** What to produce **
Set down the data again in full, keeping every line exactly as it is.

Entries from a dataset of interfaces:

>>>

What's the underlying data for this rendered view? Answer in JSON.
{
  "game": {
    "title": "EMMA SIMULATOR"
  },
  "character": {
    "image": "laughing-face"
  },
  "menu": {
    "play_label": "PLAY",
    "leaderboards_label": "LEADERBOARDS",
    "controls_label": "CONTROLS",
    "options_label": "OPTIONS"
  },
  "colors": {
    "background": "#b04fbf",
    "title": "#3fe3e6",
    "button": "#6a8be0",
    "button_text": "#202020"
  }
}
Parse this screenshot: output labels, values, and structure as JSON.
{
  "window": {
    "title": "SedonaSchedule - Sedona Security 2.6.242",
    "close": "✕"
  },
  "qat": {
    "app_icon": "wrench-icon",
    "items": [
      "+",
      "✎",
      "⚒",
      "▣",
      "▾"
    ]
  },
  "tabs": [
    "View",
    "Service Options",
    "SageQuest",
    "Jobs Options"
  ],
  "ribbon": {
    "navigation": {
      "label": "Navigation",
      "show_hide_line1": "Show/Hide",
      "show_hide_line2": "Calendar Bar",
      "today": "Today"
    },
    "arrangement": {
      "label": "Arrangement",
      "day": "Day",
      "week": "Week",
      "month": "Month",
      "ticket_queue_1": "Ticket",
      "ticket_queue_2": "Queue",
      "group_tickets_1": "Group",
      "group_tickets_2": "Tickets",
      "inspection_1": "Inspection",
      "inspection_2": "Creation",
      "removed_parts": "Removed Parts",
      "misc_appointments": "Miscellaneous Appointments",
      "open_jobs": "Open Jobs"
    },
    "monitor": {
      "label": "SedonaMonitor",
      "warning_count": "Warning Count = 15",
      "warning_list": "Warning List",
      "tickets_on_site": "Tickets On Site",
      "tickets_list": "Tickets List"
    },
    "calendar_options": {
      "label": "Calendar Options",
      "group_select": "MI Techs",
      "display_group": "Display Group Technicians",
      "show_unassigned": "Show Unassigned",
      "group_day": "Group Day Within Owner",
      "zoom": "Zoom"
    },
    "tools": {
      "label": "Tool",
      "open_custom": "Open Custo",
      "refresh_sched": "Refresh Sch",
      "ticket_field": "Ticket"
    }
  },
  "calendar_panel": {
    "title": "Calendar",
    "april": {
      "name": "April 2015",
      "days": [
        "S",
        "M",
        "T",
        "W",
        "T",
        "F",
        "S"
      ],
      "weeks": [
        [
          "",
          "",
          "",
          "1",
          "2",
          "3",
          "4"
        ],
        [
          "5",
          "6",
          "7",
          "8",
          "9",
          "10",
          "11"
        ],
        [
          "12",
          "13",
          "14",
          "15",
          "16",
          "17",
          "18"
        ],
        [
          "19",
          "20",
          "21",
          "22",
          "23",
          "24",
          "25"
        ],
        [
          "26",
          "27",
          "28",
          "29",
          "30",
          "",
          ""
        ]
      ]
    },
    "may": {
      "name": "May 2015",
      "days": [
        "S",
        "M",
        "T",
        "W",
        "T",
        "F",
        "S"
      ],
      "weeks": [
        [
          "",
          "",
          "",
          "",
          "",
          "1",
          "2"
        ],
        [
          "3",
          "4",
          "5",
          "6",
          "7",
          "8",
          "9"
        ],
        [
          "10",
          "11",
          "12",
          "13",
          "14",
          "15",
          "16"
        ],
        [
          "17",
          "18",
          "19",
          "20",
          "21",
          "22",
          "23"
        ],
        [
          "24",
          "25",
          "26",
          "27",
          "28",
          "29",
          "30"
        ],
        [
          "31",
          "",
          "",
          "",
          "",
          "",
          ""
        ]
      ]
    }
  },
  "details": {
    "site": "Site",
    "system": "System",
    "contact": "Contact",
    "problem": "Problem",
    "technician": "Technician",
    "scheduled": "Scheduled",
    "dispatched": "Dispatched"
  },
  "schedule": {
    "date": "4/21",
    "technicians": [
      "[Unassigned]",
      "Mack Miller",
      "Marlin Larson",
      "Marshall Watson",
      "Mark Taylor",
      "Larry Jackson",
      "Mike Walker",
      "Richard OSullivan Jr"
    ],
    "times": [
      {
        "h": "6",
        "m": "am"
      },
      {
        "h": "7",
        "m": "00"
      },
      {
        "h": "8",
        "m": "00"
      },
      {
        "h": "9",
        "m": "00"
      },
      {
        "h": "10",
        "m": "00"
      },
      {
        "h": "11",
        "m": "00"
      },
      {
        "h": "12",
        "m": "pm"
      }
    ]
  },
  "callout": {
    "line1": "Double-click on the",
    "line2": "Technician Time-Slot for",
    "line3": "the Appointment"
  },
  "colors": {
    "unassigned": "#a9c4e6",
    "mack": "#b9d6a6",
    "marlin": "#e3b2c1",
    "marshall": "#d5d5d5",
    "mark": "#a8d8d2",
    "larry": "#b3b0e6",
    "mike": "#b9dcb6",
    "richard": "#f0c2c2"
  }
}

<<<

** Problem solution **
What's the underlying data for this rendered view? Answer in JSON.
{
  "game": {
    "title": "EMMA SIMULATOR"
  },
  "character": {
    "image": "laughing-face"
  },
  "menu": {
    "play_label": "PLAY",
    "leaderboards_label": "LEADERBOARDS",
    "controls_label": "CONTROLS",
    "options_label": "OPTIONS"
  },
  "colors": {
    "background": "#b04fbf",
    "title": "#3fe3e6",
    "button": "#6a8be0",
    "button_text": "#202020"
  }
}
Parse this screenshot: output labels, values, and structure as JSON.
{
  "window": {
    "title": "SedonaSchedule - Sedona Security 2.6.242",
    "close": "✕"
  },
  "qat": {
    "app_icon": "wrench-icon",
    "items": [
      "+",
      "✎",
      "⚒",
      "▣",
      "▾"
    ]
  },
  "tabs": [
    "View",
    "Service Options",
    "SageQuest",
    "Jobs Options"
  ],
  "ribbon": {
    "navigation": {
      "label": "Navigation",
      "show_hide_line1": "Show/Hide",
      "show_hide_line2": "Calendar Bar",
      "today": "Today"
    },
    "arrangement": {
      "label": "Arrangement",
      "day": "Day",
      "week": "Week",
      "month": "Month",
      "ticket_queue_1": "Ticket",
      "ticket_queue_2": "Queue",
      "group_tickets_1": "Group",
      "group_tickets_2": "Tickets",
      "inspection_1": "Inspection",
      "inspection_2": "Creation",
      "removed_parts": "Removed Parts",
      "misc_appointments": "Miscellaneous Appointments",
      "open_jobs": "Open Jobs"
    },
    "monitor": {
      "label": "SedonaMonitor",
      "warning_count": "Warning Count = 15",
      "warning_list": "Warning List",
      "tickets_on_site": "Tickets On Site",
      "tickets_list": "Tickets List"
    },
    "calendar_options": {
      "label": "Calendar Options",
      "group_select": "MI Techs",
      "display_group": "Display Group Technicians",
      "show_unassigned": "Show Unassigned",
      "group_day": "Group Day Within Owner",
      "zoom": "Zoom"
    },
    "tools": {
      "label": "Tool",
      "open_custom": "Open Custo",
      "refresh_sched": "Refresh Sch",
      "ticket_field": "Ticket"
    }
  },
  "calendar_panel": {
    "title": "Calendar",
    "april": {
      "name": "April 2015",
      "days": [
        "S",
        "M",
        "T",
        "W",
        "T",
        "F",
        "S"
      ],
      "weeks": [
        [
          "",
          "",
          "",
          "1",
          "2",
          "3",
          "4"
        ],
        [
          "5",
          "6",
          "7",
          "8",
          "9",
          "10",
          "11"
        ],
        [
          "12",
          "13",
          "14",
          "15",
          "16",
          "17",
          "18"
        ],
        [
          "19",
          "20",
          "21",
          "22",
          "23",
          "24",
          "25"
        ],
        [
          "26",
          "27",
          "28",
          "29",
          "30",
          "",
          ""
        ]
      ]
    },
    "may": {
      "name": "May 2015",
      "days": [
        "S",
        "M",
        "T",
        "W",
        "T",
        "F",
        "S"
      ],
      "weeks": [
        [
          "",
          "",
          "",
          "",
          "",
          "1",
          "2"
        ],
        [
          "3",
          "4",
          "5",
          "6",
          "7",
          "8",
          "9"
        ],
        [
          "10",
          "11",
          "12",
          "13",
          "14",
          "15",
          "16"
        ],
        [
          "17",
          "18",
          "19",
          "20",
          "21",
          "22",
          "23"
        ],
        [
          "24",
          "25",
          "26",
          "27",
          "28",
          "29",
          "30"
        ],
        [
          "31",
          "",
          "",
          "",
          "",
          "",
          ""
        ]
      ]
    }
  },
  "details": {
    "site": "Site",
    "system": "System",
    "contact": "Contact",
    "problem": "Problem",
    "technician": "Technician",
    "scheduled": "Scheduled",
    "dispatched": "Dispatched"
  },
  "schedule": {
    "date": "4/21",
    "technicians": [
      "[Unassigned]",
      "Mack Miller",
      "Marlin Larson",
      "Marshall Watson",
      "Mark Taylor",
      "Larry Jackson",
      "Mike Walker",
      "Richard OSullivan Jr"
    ],
    "times": [
      {
        "h": "6",
        "m": "am"
      },
      {
        "h": "7",
        "m": "00"
      },
      {
        "h": "8",
        "m": "00"
      },
      {
        "h": "9",
        "m": "00"
      },
      {
        "h": "10",
        "m": "00"
      },
      {
        "h": "11",
        "m": "00"
      },
      {
        "h": "12",
        "m": "pm"
      }
    ]
  },
  "callout": {
    "line1": "Double-click on the",
    "line2": "Technician Time-Slot for",
    "line3": "the Appointment"
  },
  "colors": {
    "unassigned": "#a9c4e6",
    "mack": "#b9d6a6",
    "marlin": "#e3b2c1",
    "marshall": "#d5d5d5",
    "mark": "#a8d8d2",
    "larry": "#b3b0e6",
    "mike": "#b9dcb6",
    "richard": "#f0c2c2"
  }
}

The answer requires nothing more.